EXERCISE GOAL ::
Exact copies of all the records are to be output.

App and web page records

>>>>

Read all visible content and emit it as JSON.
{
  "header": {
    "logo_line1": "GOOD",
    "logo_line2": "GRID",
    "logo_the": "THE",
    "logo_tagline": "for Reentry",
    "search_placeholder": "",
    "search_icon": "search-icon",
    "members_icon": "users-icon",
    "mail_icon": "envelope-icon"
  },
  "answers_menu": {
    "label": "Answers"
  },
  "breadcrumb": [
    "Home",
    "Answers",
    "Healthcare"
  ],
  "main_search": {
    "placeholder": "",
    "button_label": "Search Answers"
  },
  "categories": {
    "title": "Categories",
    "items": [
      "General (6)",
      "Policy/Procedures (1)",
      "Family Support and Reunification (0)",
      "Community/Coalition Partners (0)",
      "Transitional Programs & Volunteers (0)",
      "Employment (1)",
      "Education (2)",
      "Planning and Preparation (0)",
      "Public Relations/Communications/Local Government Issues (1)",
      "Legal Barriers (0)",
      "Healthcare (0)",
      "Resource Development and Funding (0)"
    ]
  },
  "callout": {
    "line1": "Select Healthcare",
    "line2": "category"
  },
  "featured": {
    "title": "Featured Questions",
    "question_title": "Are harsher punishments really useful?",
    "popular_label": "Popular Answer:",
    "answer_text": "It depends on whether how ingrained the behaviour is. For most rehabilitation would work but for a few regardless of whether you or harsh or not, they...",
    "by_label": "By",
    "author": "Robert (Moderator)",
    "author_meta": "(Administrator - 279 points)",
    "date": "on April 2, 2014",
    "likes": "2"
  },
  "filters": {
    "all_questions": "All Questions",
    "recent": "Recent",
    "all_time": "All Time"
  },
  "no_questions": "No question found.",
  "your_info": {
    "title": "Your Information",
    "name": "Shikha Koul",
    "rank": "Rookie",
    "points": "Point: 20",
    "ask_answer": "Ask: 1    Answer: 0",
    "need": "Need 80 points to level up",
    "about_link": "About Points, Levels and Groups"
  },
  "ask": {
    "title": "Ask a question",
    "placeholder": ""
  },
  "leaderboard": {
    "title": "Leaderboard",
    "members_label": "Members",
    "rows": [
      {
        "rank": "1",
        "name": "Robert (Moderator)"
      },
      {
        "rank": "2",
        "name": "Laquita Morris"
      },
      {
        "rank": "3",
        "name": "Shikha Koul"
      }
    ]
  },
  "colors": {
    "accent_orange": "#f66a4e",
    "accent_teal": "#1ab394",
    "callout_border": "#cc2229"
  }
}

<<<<

ANSWER ::
Read all visible content and emit it as JSON.
{
  "header": {
    "logo_line1": "GOOD",
    "logo_line2": "GRID",
    "logo_the": "THE",
    "logo_tagline": "for Reentry",
    "search_placeholder": "",
    "search_icon": "search-icon",
    "members_icon": "users-icon",
    "mail_icon": "envelope-icon"
  },
  "answers_menu": {
    "label": "Answers"
  },
  "breadcrumb": [
    "Home",
    "Answers",
    "Healthcare"
  ],
  "main_search": {
    "placeholder": "",
    "button_label": "Search Answers"
  },
  "categories": {
    "title": "Categories",
    "items": [
      "General (6)",
      "Policy/Procedures (1)",
      "Family Support and Reunification (0)",
      "Community/Coalition Partners (0)",
      "Transitional Programs & Volunteers (0)",
      "Employment (1)",
      "Education (2)",
      "Planning and Preparation (0)",
      "Public Relations/Communications/Local Government Issues (1)",
      "Legal Barriers (0)",
      "Healthcare (0)",
      "Resource Development and Funding (0)"
    ]
  },
  "callout": {
    "line1": "Select Healthcare",
    "line2": "category"
  },
  "featured": {
    "title": "Featured Questions",
    "question_title": "Are harsher punishments really useful?",
    "popular_label": "Popular Answer:",
    "answer_text": "It depends on whether how ingrained the behaviour is. For most rehabilitation would work but for a few regardless of whether you or harsh or not, they...",
    "by_label": "By",
    "author": "Robert (Moderator)",
    "author_meta": "(Administrator - 279 points)",
    "date": "on April 2, 2014",
    "likes": "2"
  },
  "filters": {
    "all_questions": "All Questions",
    "recent": "Recent",
    "all_time": "All Time"
  },
  "no_questions": "No question found.",
  "your_info": {
    "title": "Your Information",
    "name": "Shikha Koul",
    "rank": "Rookie",
    "points": "Point: 20",
    "ask_answer": "Ask: 1    Answer: 0",
    "need": "Need 80 points to level up",
    "about_link": "About Points, Levels and Groups"
  },
  "ask": {
    "title": "Ask a question",
    "placeholder": ""
  },
  "leaderboard": {
    "title": "Leaderboard",
    "members_label": "Members",
    "rows": [
      {
        "rank": "1",
        "name": "Robert (Moderator)"
      },
      {
        "rank": "2",
        "name": "Laquita Morris"
      },
      {
        "rank": "3",
        "name": "Shikha Koul"
      }
    ]
  },
  "colors": {
    "accent_orange": "#f66a4e",
    "accent_teal": "#1ab394",
    "callout_border": "#cc2229"
  }
}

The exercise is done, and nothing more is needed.